There is a saying of Nietzche which I have quoted before, but which is worth quoting again:
He who fights too long against dragons becomes a dragon himself; and if you gaze too long into the abyss, the abyss will gaze into you.
“Too long,” in this context, should perhaps be taken as meaning “after the dragon is beaten.”
Your blogger is usually irritated by efforts to make humor out of Mu’amar al-Qadhafi’s clothes or speeches or whatever other superficialities he used to play the fool with foreigners (some of the ‘Zenga Zenga‘ videos were amusing in a brainless way). Such things are usually more vulgar than amusing, more profane than insightful. Saturday Night Live‘s effort at lampooninging his General Assembly speech, for instance, played into the distraction and offered virtually no satire or humor at all. An even more recent one, where Qadhafi appears on SNL’s fake news program and satirizes the rationale for the American intervention in Libya, manages to get lose its satire in a series 80s jokes and references to Qadhafi’s wardrobe (the jokes about the American domestic debate over the no-fly-zone and Hillary Clinton are so full of pained effort the viewer laughs in pity). These are objections both to the messaging (or absence of messaging) in a great deal of North American humor (supposedly) at Qadhafi’s expense and to its quality as political humor.

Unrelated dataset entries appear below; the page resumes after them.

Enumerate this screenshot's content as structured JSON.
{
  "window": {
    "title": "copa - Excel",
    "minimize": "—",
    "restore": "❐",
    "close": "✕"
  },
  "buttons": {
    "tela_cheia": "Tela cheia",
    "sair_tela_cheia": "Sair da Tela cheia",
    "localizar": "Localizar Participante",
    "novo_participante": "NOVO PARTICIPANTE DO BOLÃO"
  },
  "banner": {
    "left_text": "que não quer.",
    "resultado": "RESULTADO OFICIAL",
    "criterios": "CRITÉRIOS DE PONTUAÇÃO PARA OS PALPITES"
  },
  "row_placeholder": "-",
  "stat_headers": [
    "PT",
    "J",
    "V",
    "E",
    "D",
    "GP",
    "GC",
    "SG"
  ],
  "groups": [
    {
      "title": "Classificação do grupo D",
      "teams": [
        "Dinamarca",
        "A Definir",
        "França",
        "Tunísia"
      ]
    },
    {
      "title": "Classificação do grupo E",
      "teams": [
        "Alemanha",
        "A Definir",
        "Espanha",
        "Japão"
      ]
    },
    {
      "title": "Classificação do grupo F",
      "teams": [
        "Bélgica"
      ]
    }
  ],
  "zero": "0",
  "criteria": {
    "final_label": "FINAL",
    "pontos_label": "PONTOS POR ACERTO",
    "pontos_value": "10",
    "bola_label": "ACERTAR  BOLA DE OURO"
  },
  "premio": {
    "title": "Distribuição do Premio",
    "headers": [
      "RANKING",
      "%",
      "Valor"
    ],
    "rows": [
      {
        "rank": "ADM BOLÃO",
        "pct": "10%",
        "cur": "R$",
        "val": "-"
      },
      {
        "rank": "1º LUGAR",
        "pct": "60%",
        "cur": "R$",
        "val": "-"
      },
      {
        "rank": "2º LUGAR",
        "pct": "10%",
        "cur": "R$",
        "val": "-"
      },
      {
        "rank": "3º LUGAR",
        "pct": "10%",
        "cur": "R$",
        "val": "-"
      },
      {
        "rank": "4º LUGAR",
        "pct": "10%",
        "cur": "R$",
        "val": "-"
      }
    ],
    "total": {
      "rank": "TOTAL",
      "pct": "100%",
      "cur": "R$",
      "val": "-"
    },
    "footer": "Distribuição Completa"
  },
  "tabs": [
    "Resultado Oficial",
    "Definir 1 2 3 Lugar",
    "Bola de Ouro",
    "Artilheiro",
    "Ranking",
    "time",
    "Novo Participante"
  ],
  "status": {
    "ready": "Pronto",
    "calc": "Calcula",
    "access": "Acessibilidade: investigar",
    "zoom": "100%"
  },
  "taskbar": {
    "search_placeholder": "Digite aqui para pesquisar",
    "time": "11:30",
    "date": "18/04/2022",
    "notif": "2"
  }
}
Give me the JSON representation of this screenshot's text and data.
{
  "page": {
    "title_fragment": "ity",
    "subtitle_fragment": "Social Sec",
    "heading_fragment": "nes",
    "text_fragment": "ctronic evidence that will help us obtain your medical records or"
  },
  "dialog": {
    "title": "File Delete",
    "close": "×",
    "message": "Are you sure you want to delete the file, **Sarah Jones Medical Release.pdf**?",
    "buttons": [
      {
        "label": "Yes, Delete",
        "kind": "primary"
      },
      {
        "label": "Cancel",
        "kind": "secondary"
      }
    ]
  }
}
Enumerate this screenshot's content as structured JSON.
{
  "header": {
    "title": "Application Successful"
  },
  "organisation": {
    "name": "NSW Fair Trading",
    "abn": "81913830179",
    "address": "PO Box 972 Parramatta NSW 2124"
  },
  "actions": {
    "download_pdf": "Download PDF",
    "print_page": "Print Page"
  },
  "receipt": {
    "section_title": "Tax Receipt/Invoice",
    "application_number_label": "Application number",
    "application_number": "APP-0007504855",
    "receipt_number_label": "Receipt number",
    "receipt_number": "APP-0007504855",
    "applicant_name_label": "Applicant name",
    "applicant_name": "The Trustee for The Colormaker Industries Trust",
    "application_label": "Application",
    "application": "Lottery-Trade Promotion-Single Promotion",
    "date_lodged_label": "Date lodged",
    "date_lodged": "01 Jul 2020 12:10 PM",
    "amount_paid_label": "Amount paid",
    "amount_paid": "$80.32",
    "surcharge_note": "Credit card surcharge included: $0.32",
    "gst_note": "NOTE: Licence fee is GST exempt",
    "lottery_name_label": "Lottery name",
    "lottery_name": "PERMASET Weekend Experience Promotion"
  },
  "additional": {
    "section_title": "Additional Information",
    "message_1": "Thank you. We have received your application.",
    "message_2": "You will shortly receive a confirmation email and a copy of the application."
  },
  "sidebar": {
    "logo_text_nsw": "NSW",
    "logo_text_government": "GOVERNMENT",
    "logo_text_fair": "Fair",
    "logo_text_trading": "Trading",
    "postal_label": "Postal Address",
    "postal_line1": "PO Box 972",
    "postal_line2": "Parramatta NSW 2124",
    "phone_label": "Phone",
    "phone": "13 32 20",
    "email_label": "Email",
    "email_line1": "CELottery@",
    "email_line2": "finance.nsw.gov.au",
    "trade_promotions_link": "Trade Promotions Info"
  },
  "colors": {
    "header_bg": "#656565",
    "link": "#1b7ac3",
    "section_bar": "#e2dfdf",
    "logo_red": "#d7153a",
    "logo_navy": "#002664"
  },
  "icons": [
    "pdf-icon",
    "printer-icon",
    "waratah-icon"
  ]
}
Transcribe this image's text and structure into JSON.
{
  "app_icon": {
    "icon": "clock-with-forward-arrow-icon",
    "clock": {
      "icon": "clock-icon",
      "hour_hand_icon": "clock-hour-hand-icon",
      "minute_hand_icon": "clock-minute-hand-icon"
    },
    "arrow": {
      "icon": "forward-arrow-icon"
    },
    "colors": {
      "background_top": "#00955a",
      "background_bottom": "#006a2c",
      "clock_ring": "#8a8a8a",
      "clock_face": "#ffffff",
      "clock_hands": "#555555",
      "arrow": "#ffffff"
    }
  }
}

Political satire, like much art, is a kind of propaganda. It is best if its authors can recognize that much. When they attempt to do otherwise it damages their craft and the audience’s experience. But many of these attempts, especially SNL’s, are not merely poor pieces of political satire in their constitution; they are also unfunny and not clever as television comedy on their own, which is not a controversial thing to say about Saturday Night Live. ‘The Official Visit,’ an episode of Yes, Minister (ancient, sure), offers a fictionalized satire of western politicians hungry for African business and domestic plaudits bringing wrangling with an ideologically objectionable (though in the end pragmatic) dictator in a way that somewhat closely resembles the rehabilitation of Qadhafi. Characteristic of the series, ‘The Official Visit’ is direct in its invective and offers many laughs (some of them ethnocentric for sure) without losing sight of its political message. Too much contemporary late night political humor is aimless (or tries too hard to say a lot while communicating nothing) and pointless. In any case, unlike recent Qadhafi-humor, the clip above manages to be somewhat funny.
Well meaning human rights groups and writers watched the humiliation of Mu’amar al-Qadhafi with horror. He faced no charges, stood at no trial and was dumped in a shipping container with a bullet in his head. Pity he could not have faced a trial before the Libyan people or some international authority rather than being ripped up and executed in the street. Your blogger feels this was fitting enough: Qadhafi allowed his own enemies nothing much better. It is reasonable to worry that this might set a precedent for more such revenge killings for his supporters, that this might inspire (or validate) a tendency toward arbitrary mob ‘justice’ in the new Libya. It also the case that in the course of the war there was much of this sort of revenge killing on the fly. Those and the ones which may happen now and in the future are quite significant. Qadhafi’s death itself is emotionally satisfying but politically somewhat beside the point. The ‘tide’ had turned in Libya no later than the capture of Tripoli; building institutions (which it is now commonplace to say Qadhafi left none) and monopolising the use of force is paramount now. As Paul Pillar notes, Qadhafi was not Napoleon and his elimination does not alter things for the new authorities in Libya any more than the capture of Saddam Hussein did for Americans in Iraq. Continue reading